A photograph of the two men that speaks volumes about their relationship hangs on a wall in the White House’s West Wing. Taken several hours after George W. Bush’s inauguration in 2001, it shows the new president seated at his still-empty desk in a bare Oval Office, while his grinning father stands nearby, unable to conceal his pleasure at seeing his son in his old seat.

But differences between the two Bushes have surfaced repeatedly concerning issues of foreign policy. The older Bush--who served as an ambassador and as director of the Central Intelligence Agency before he became president--carefully cultivated traditional diplomatic relationships when he was in the White House. The younger Bush, a former Texas governor who spent little time on foreign policy until he ran for president in 2000, often has said he is impatient with traditional forms of diplomatic “nuance.” Friends and allies of the elder Bush were infuriated this summer when members of the current administration--even, at one point, the president himself--appeared to criticize the former president’s decision in 1991 to call a cease-fire in the Persian Gulf War without overthrowing Hussein.

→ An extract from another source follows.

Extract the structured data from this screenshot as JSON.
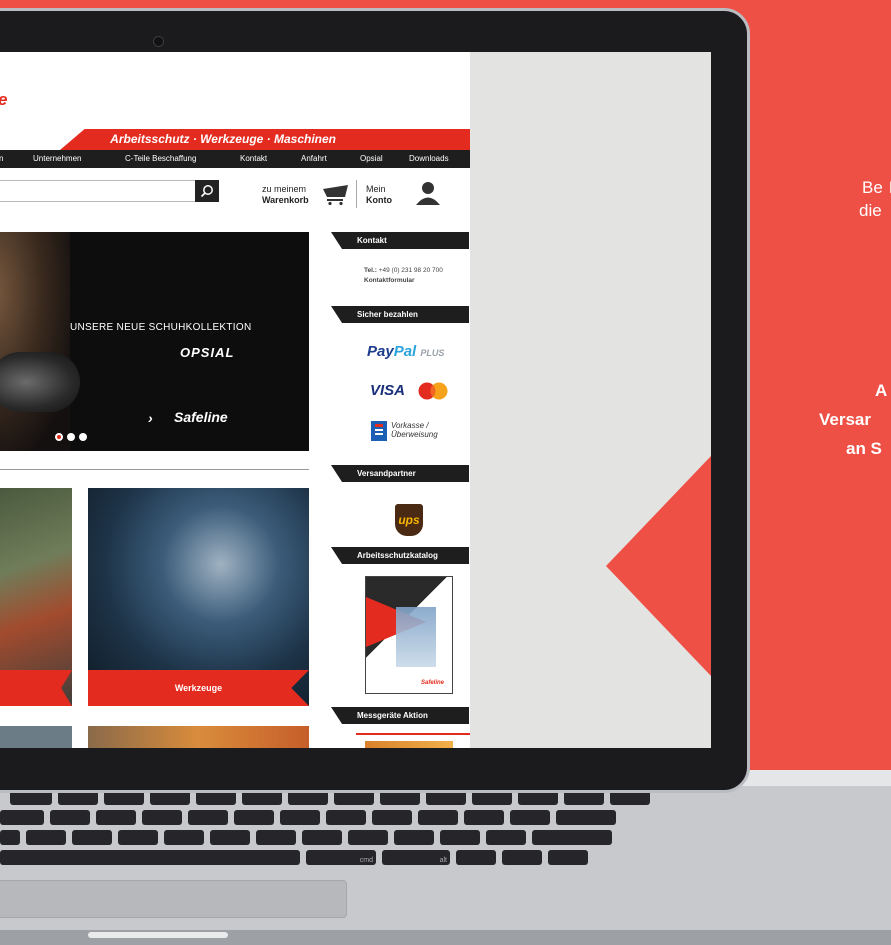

“The implication seems to be that our decision in ’91 [to stop short of Baghdad] was some kind of oversight,” complained a former aide to the former president. “It wasn’t. It was carefully thought out at the time. There were good reasons for it.” The elder Bush remained silent concerning the issue, but former aides noted that he staunchly defended his decision in the years before his son was in the White House.

In at least two earlier cases, the elder Bush quietly nudged his son’s policies in a more moderate diplomatic direction. In spring 2001, the former president sent a note to his son’s national security advisor, Condoleezza Rice, and to Secretary of State Colin L. Powell, forwarding a proposal that the new administration support South Korea’s attempts to negotiate with the mercurial Communist regime of North Korea.

At the time, the administration was in the middle of a review of its policy toward the two Koreas. In one of his first forays into foreign policy, the new president abruptly had ruled out resuming talks with North Korean leader Kim Jong Il, creating a major embarrassment for Powell, who had said the talks would resume. When the policy review was completed in June, it recommended that the talks resume--a complete reversal of the earlier policy.

Later in 2001, the former president telephoned the ruler of Saudi Arabia to assure him that his son valued the U.S.-Saudi relationship and would urge Israel to exercise restraint in its dealings with the Palestinians. At the time, U.S.-Saudi relations appeared to have tumbled into a crisis because Abdullah had concluded that the new president was insensitive to Arab concerns. After Arab officials disclosed the telephone call, the White House acknowledged that it had occurred.


Before the elder Bush’s call, Abdullah bluntly had refused an invitation to visit the White House--a deliberate snub of the new president. After the call, he agreed to reconsider, and in April he visited the younger Bush at the president’s ranch near Crawford, Texas.

Efron reported from Washington and Gerstenzang from Kennebunkport. Times staff writers Edwin Chen and Doyle McManus contributed to this report.